Dressed in suits and painted from head to toe in gold (Dark Bob) and silver paint (Light Bob), the Bobs perched on rafters in the ceiling, presiding over the scene below. Throughout the night, they dropped confetti, noisemakers, and art supplies down on the crowd, while continuously chanting, “Forget everything you know about… art. Forget everything you know about… family. Forget everything you know about… success.” And so on and so on. This raucous and completely out-of-control event attracted about a thousand people and lasted from roughly 9pm to 9am the next morning. People from that era still talk about that night, and some claim that it literally changed their lives.
The current vogue in performance art is all about audience participation, but how many of these performances can claim to be life-changing? Even the recent Mike Kelley/Michael Smith fundraiser for West of Rome, billed as “A Voyage of Growth and Discovery,” sounded like nothing so much as an excuse for well-heeled people to get spanked by a woman in a nurse costume, and experience Burning Man with air conditioning and indoor plumbing. Ah well. Perhaps in some respects, our innocence and capacity for going to the edge really is gone.

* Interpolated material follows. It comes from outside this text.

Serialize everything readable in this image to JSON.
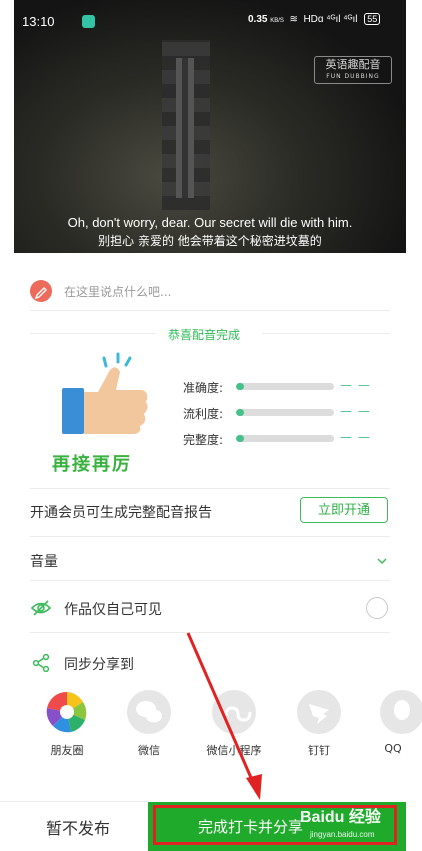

There is a lot more to Bob and Bob than the quick highlights I’ve scribbled here. You can check out some of their action at Dark Bob’s YouTube channel and personal website. His Facebook page is also a treasure trove of not just photos from the era, but comments from people who lived it!